Where in the world?
Mud-bottomed streams, rivers and lakes along the Atlantic coast of the Americas.
The American Eel is the only freshwater eel found in North America. This species has a long, tubular, snake-like body. Its unique dorsal fin begins well behind the pectoral fins and runs along the back, around the tail and along the underside of the body.
In the north Atlantic Ocean near Greenland, the eels spawn and produce millions of eggs. Once the eggs hatch, the larvae flow with the Gulf Stream as far south as Venezuela. The journey to their freshwater habitats in estuaries and coastal rivers can take years.

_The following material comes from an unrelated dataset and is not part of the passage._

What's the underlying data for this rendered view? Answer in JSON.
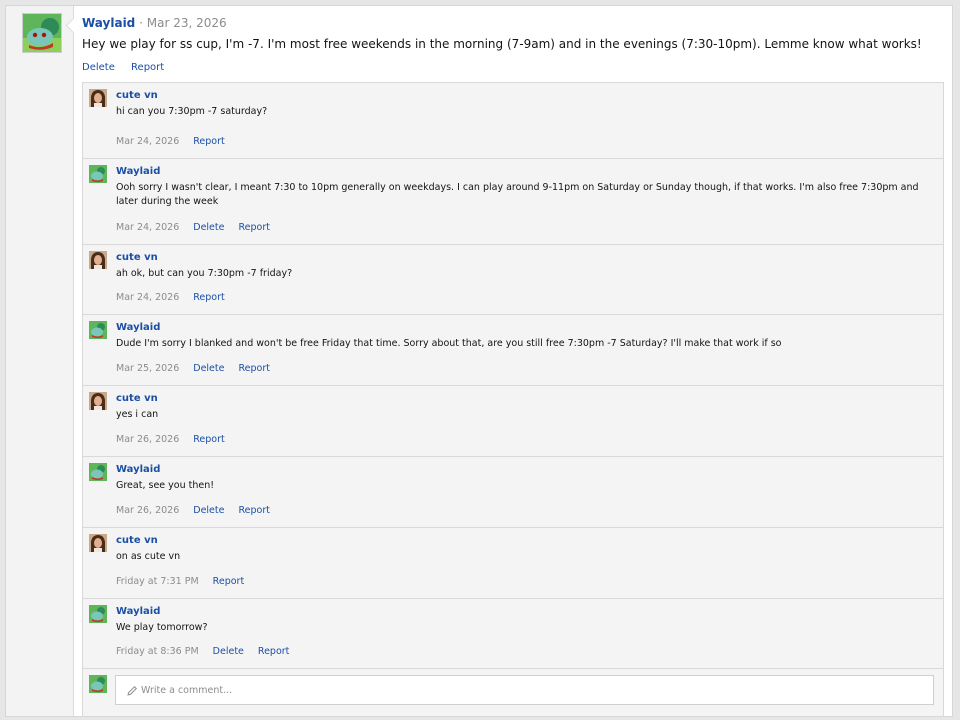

The larvae and juveniles, commonly called ‘elvers’ or ‘glass eels’ are transparent and gradually gain greyish-black coloration as they age. As adults, millions of eels return to the north Atlantic Ocean to spawn.
Did you know?

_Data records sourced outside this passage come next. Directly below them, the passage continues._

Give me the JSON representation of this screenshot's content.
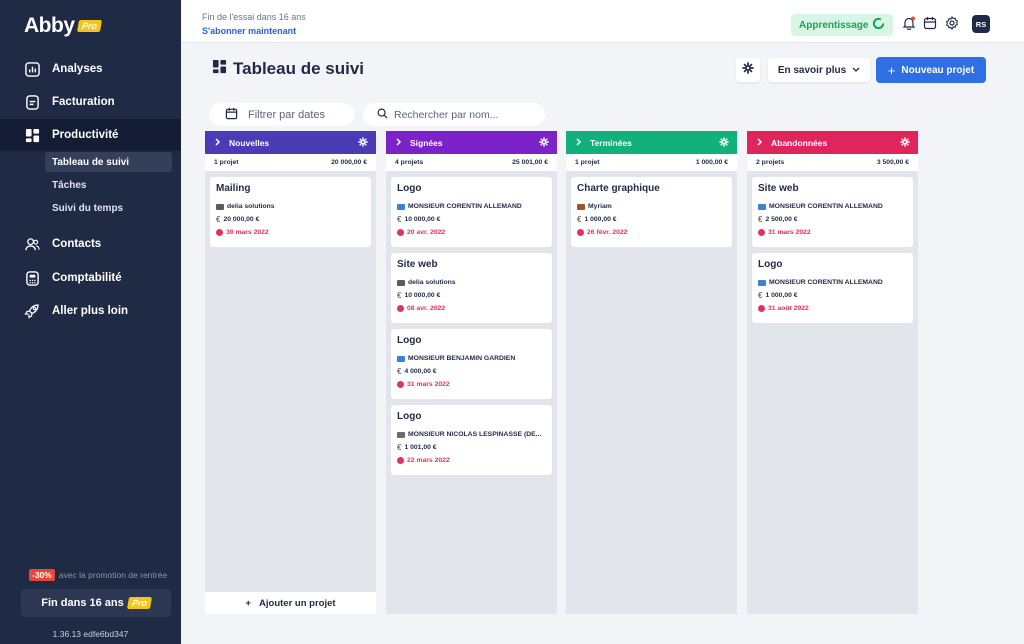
{
  "brand": {
    "name": "Abby",
    "badge": "Pro"
  },
  "sidebar": {
    "items": [
      {
        "label": "Analyses",
        "icon": "chart-icon"
      },
      {
        "label": "Facturation",
        "icon": "invoice-icon"
      },
      {
        "label": "Productivité",
        "icon": "dashboard-icon"
      },
      {
        "label": "Contacts",
        "icon": "contacts-icon"
      },
      {
        "label": "Comptabilité",
        "icon": "calculator-icon"
      },
      {
        "label": "Aller plus loin",
        "icon": "rocket-icon"
      }
    ],
    "subitems": [
      {
        "label": "Tableau de suivi"
      },
      {
        "label": "Tâches"
      },
      {
        "label": "Suivi du temps"
      }
    ],
    "promo_pct": "-30%",
    "promo_text": "avec la promotion de rentrée",
    "trial_button": "Fin dans 16 ans",
    "trial_badge": "Pro",
    "version": "1.36.13 edfe6bd347"
  },
  "topbar": {
    "trial_text": "Fin de l'essai dans 16 ans",
    "subscribe": "S'abonner maintenant",
    "learning": "Apprentissage",
    "avatar": "RS"
  },
  "header": {
    "title": "Tableau de suivi",
    "learn_more": "En savoir plus",
    "new_project": "Nouveau projet"
  },
  "filters": {
    "dates": "Filtrer par dates",
    "search_placeholder": "Rechercher par nom..."
  },
  "columns": [
    {
      "name": "Nouvelles",
      "color": "#4b3bb5",
      "count": "1 projet",
      "total": "20 000,00 €",
      "cards": [
        {
          "title": "Mailing",
          "client": "delia solutions",
          "client_color": "#5c5c5c",
          "amount": "20 000,00 €",
          "date": "30 mars 2022"
        }
      ],
      "add_label": "Ajouter un projet"
    },
    {
      "name": "Signées",
      "color": "#7b22c8",
      "count": "4 projets",
      "total": "25 001,00 €",
      "cards": [
        {
          "title": "Logo",
          "client": "MONSIEUR CORENTIN ALLEMAND",
          "client_color": "#3b82d6",
          "amount": "10 000,00 €",
          "date": "20 avr. 2022"
        },
        {
          "title": "Site web",
          "client": "delia solutions",
          "client_color": "#5c5c5c",
          "amount": "10 000,00 €",
          "date": "08 avr. 2022"
        },
        {
          "title": "Logo",
          "client": "MONSIEUR BENJAMIN GARDIEN",
          "client_color": "#3b82d6",
          "amount": "4 000,00 €",
          "date": "31 mars 2022"
        },
        {
          "title": "Logo",
          "client": "MONSIEUR NICOLAS LESPINASSE (DE...",
          "client_color": "#6b6b6b",
          "amount": "1 001,00 €",
          "date": "22 mars 2022"
        }
      ]
    },
    {
      "name": "Terminées",
      "color": "#12b07a",
      "count": "1 projet",
      "total": "1 000,00 €",
      "cards": [
        {
          "title": "Charte graphique",
          "client": "Myriam",
          "client_color": "#a0522d",
          "amount": "1 000,00 €",
          "date": "26 févr. 2022"
        }
      ]
    },
    {
      "name": "Abandonnées",
      "color": "#e0245e",
      "count": "2 projets",
      "total": "3 500,00 €",
      "cards": [
        {
          "title": "Site web",
          "client": "MONSIEUR CORENTIN ALLEMAND",
          "client_color": "#3b82d6",
          "amount": "2 500,00 €",
          "date": "31 mars 2022"
        },
        {
          "title": "Logo",
          "client": "MONSIEUR CORENTIN ALLEMAND",
          "client_color": "#3b82d6",
          "amount": "1 000,00 €",
          "date": "31 août 2022"
        }
      ]
    }
  ]
}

American Eels are catadromous, meaning that they spend the majority of their life in freshwater, then migrate to the sea to spawn. Some species of eel are anadromous, which is the opposite. These animals spend most of their life in the ocean, then transition to freshwater rivers to spawn.